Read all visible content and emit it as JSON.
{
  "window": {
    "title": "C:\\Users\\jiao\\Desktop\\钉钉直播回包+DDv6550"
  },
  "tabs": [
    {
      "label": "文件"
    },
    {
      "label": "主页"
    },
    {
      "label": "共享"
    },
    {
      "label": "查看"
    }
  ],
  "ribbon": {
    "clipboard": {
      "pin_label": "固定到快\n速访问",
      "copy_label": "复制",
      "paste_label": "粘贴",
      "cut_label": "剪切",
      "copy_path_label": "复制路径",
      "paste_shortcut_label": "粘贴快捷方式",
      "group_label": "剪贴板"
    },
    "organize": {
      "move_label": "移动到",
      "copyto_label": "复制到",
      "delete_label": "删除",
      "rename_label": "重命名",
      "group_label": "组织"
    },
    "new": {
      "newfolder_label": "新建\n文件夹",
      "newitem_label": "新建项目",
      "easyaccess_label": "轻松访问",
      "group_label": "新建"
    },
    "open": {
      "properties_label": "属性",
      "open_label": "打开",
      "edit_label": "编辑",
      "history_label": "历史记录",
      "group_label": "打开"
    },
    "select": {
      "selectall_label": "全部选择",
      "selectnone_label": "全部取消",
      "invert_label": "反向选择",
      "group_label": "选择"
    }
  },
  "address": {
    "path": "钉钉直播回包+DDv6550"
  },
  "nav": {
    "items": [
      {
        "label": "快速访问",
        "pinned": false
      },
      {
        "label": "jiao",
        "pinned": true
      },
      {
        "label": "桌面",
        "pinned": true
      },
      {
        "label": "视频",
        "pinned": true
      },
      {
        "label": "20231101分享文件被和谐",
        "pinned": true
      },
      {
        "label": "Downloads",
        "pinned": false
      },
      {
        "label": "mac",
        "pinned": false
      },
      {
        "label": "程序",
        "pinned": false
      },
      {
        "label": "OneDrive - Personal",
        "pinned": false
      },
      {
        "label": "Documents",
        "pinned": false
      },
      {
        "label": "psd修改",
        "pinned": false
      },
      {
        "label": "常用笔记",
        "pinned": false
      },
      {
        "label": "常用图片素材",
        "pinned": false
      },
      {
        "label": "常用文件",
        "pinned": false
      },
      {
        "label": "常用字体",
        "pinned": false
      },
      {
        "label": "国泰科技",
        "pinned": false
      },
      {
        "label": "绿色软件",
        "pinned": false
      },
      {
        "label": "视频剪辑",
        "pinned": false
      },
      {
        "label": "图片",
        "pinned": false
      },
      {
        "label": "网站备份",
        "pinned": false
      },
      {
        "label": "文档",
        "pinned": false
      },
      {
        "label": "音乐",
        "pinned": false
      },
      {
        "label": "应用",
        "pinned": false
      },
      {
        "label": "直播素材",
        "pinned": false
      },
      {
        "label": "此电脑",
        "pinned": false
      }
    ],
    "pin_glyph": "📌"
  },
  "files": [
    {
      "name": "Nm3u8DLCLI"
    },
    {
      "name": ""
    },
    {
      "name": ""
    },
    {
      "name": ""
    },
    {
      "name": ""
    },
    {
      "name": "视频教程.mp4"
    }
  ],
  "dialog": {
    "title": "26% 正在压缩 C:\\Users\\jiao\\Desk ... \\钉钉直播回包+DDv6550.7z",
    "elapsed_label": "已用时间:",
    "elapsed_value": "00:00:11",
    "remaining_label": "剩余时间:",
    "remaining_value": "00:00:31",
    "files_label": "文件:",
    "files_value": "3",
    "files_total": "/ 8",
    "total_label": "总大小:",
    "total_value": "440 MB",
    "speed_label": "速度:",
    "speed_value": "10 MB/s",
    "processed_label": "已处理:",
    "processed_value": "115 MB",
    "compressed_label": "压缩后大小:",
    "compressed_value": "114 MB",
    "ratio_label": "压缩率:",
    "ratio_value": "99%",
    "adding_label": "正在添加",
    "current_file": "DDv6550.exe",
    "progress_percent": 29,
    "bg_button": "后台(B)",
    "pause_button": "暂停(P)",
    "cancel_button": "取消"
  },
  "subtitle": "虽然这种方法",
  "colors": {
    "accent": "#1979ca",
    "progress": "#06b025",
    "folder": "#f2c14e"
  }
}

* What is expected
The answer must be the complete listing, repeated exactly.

* Written solution
Read all visible content and emit it as JSON.
{
  "window": {
    "title": "C:\\Users\\jiao\\Desktop\\钉钉直播回包+DDv6550"
  },
  "tabs": [
    {
      "label": "文件"
    },
    {
      "label": "主页"
    },
    {
      "label": "共享"
    },
    {
      "label": "查看"
    }
  ],
  "ribbon": {
    "clipboard": {
      "pin_label": "固定到快\n速访问",
      "copy_label": "复制",
      "paste_label": "粘贴",
      "cut_label": "剪切",
      "copy_path_label": "复制路径",
      "paste_shortcut_label": "粘贴快捷方式",
      "group_label": "剪贴板"
    },
    "organize": {
      "move_label": "移动到",
      "copyto_label": "复制到",
      "delete_label": "删除",
      "rename_label": "重命名",
      "group_label": "组织"
    },
    "new": {
      "newfolder_label": "新建\n文件夹",
      "newitem_label": "新建项目",
      "easyaccess_label": "轻松访问",
      "group_label": "新建"
    },
    "open": {
      "properties_label": "属性",
      "open_label": "打开",
      "edit_label": "编辑",
      "history_label": "历史记录",
      "group_label": "打开"
    },
    "select": {
      "selectall_label": "全部选择",
      "selectnone_label": "全部取消",
      "invert_label": "反向选择",
      "group_label": "选择"
    }
  },
  "address": {
    "path": "钉钉直播回包+DDv6550"
  },
  "nav": {
    "items": [
      {
        "label": "快速访问",
        "pinned": false
      },
      {
        "label": "jiao",
        "pinned": true
      },
      {
        "label": "桌面",
        "pinned": true
      },
      {
        "label": "视频",
        "pinned": true
      },
      {
        "label": "20231101分享文件被和谐",
        "pinned": true
      },
      {
        "label": "Downloads",
        "pinned": false
      },
      {
        "label": "mac",
        "pinned": false
      },
      {
        "label": "程序",
        "pinned": false
      },
      {
        "label": "OneDrive - Personal",
        "pinned": false
      },
      {
        "label": "Documents",
        "pinned": false
      },
      {
        "label": "psd修改",
        "pinned": false
      },
      {
        "label": "常用笔记",
        "pinned": false
      },
      {
        "label": "常用图片素材",
        "pinned": false
      },
      {
        "label": "常用文件",
        "pinned": false
      },
      {
        "label": "常用字体",
        "pinned": false
      },
      {
        "label": "国泰科技",
        "pinned": false
      },
      {
        "label": "绿色软件",
        "pinned": false
      },
      {
        "label": "视频剪辑",
        "pinned": false
      },
      {
        "label": "图片",
        "pinned": false
      },
      {
        "label": "网站备份",
        "pinned": false
      },
      {
        "label": "文档",
        "pinned": false
      },
      {
        "label": "音乐",
        "pinned": false
      },
      {
        "label": "应用",
        "pinned": false
      },
      {
        "label": "直播素材",
        "pinned": false
      },
      {
        "label": "此电脑",
        "pinned": false
      }
    ],
    "pin_glyph": "📌"
  },
  "files": [
    {
      "name": "Nm3u8DLCLI"
    },
    {
      "name": ""
    },
    {
      "name": ""
    },
    {
      "name": ""
    },
    {
      "name": ""
    },
    {
      "name": "视频教程.mp4"
    }
  ],
  "dialog": {
    "title": "26% 正在压缩 C:\\Users\\jiao\\Desk ... \\钉钉直播回包+DDv6550.7z",
    "elapsed_label": "已用时间:",
    "elapsed_value": "00:00:11",
    "remaining_label": "剩余时间:",
    "remaining_value": "00:00:31",
    "files_label": "文件:",
    "files_value": "3",
    "files_total": "/ 8",
    "total_label": "总大小:",
    "total_value": "440 MB",
    "speed_label": "速度:",
    "speed_value": "10 MB/s",
    "processed_label": "已处理:",
    "processed_value": "115 MB",
    "compressed_label": "压缩后大小:",
    "compressed_value": "114 MB",
    "ratio_label": "压缩率:",
    "ratio_value": "99%",
    "adding_label": "正在添加",
    "current_file": "DDv6550.exe",
    "progress_percent": 29,
    "bg_button": "后台(B)",
    "pause_button": "暂停(P)",
    "cancel_button": "取消"
  },
  "subtitle": "虽然这种方法",
  "colors": {
    "accent": "#1979ca",
    "progress": "#06b025",
    "folder": "#f2c14e"
  }
}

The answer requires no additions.